__TASK ITEM__
Work out how many lines in the records include the word "FIRMA", then answer with nothing but that number.

__EXERCISE INPUTS__

⟨

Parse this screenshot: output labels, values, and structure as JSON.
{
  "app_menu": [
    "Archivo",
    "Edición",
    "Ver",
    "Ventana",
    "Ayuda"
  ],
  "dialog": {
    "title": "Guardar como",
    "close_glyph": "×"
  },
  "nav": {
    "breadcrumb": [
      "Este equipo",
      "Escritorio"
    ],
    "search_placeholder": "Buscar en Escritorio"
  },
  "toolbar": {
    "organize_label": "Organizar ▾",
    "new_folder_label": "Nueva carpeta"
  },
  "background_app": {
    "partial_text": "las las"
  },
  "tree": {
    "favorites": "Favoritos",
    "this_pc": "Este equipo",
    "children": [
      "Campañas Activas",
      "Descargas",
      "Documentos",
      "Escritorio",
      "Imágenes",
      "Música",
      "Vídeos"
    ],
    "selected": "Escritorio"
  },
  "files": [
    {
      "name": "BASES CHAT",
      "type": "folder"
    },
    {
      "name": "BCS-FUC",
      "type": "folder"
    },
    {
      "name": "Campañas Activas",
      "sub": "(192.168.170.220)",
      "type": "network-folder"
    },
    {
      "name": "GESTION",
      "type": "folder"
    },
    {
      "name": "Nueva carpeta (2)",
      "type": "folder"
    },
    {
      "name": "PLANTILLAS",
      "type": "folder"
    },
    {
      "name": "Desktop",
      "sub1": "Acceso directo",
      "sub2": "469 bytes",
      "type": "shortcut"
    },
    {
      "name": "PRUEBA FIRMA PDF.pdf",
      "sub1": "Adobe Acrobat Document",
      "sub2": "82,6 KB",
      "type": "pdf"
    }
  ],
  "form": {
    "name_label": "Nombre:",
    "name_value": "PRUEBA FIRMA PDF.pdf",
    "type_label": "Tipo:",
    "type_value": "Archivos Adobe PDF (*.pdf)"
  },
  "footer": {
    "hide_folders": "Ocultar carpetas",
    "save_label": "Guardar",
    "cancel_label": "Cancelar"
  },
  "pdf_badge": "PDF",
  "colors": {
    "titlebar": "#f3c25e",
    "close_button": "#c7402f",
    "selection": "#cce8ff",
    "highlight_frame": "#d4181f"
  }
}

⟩

__TASK ANSWER__
2